Powell's high-stakes bet: More jobs but only mild inflation

FILE - In this Dec. 1, 2020, file photo, Chairman of the Federal Reserve Jerome Powell speaks during a Senate Banking Committee hearing on Capitol Hill in Washington. The U.S. economy has been showing unexpected strength in recent weeks, with barometers of hiring, spending and manufacturing all surging. (AP Photo/Susan Walsh, Pool)
FILE - In this Dec. 1, 2020, file photo, Chairman of the Federal Reserve Jerome Powell speaks during a Senate Banking Committee hearing on Capitol Hill in Washington. The U.S. economy has been showing unexpected strength in recent weeks, with barometers of hiring, spending and manufacturing all surging. (AP Photo/Susan Walsh, Pool) (Copyright 2020 The Associated Press. All rights reserved.)

WASHINGTON – With employers hiring, consumers spending and companies raising some prices, Federal Reserve Chair Jerome Powell is embarking on a high-stakes gamble.

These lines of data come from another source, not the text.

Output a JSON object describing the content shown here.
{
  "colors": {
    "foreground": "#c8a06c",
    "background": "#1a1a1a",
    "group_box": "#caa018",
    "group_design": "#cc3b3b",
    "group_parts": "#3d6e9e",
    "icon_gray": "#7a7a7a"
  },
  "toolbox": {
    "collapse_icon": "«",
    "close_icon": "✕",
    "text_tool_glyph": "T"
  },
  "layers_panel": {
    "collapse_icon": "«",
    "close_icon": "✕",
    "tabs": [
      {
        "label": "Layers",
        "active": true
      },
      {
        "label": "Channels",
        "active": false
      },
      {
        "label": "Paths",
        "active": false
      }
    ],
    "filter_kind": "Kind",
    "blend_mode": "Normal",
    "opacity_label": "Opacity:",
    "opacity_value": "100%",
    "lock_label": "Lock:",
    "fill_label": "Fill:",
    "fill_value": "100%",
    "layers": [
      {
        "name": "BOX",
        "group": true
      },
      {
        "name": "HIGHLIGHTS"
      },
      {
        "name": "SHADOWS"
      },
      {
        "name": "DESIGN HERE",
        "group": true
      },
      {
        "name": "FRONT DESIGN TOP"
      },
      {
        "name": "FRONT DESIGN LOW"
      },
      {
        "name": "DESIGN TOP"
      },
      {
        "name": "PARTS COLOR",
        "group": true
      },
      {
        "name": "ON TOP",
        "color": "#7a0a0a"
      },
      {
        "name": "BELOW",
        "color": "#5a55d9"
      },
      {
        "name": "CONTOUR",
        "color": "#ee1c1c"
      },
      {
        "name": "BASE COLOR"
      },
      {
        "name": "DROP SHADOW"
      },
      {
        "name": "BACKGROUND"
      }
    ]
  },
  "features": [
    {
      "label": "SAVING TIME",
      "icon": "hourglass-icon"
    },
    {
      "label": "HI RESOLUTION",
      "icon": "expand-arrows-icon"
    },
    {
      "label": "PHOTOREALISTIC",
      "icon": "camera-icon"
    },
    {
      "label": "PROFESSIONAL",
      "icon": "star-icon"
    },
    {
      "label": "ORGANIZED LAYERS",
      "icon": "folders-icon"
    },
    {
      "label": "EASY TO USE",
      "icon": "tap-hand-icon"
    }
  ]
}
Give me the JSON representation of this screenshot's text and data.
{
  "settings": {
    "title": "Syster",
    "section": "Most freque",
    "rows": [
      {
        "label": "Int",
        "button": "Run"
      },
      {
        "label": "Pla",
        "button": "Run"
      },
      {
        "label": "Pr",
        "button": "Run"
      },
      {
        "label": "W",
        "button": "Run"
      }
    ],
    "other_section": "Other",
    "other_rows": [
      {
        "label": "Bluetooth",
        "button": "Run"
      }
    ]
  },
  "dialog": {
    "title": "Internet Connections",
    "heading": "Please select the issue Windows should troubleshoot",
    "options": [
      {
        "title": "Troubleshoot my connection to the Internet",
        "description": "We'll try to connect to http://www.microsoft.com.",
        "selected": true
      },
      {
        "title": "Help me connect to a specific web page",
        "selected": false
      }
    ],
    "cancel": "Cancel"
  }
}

Powell's bet is that the Fed can keep rates ultra-low even as the U.S. economic recovery kicks into high gear — and that it won't have to quickly raise rates to stop runaway inflation.

It's just the kind of gamble that in the past led some of Powell's predecessors to miscalculate and inadvertently derail the economy.

Powell and the rest of the Fed's policymaking committee plan to keep rates near zero until nearly everyone who wants a job has one, even after inflation has crept above their 2% annual target level. Faster growth raises the risk that the Fed will eventually have to respond quickly and aggressively to a sudden acceleration of prices — and potentially cause a slump, even another recession.

Getting the timing right on interest rate policy is a tricky task that has bedeviled Fed chairs for decades. Arthur Burns, who led the central bank in the 1970s, is widely blamed for allowing inflation to get out of hand after yielding to pressure from President Richard Nixon to forgo further rate hikes. Critics also argue that Alan Greenspan, whose long tenure as Fed chair ended in 2006, failed to lift rates quickly or sharply enough to prevent the housing bubble that ignited the 2008 financial crisis and the Great Recession.

Even Chair Janet Yellen's decision in December 2015 to slightly raise the Fed's key short-term rate after it had sat near zero for seven years is now seen by most economists as having been premature. The economy slowed partly as a result.

But in many ways, Powell's gamble is unique. For one thing, it's based on fundamental changes to the way the Fed pursues its goals. The central bank has always sought a delicate balance between its two mandates: Keeping prices stable and maximizing employment.

But Powell has placed a much greater emphasis on jobs than his predecessors generally did. He has also defined the Fed's goal of maximum employment more broadly: He has underscored that it includes addressing the particular challenges of low-income workers, non-college grads and people of color — something previous Fed chairs seldom mentioned.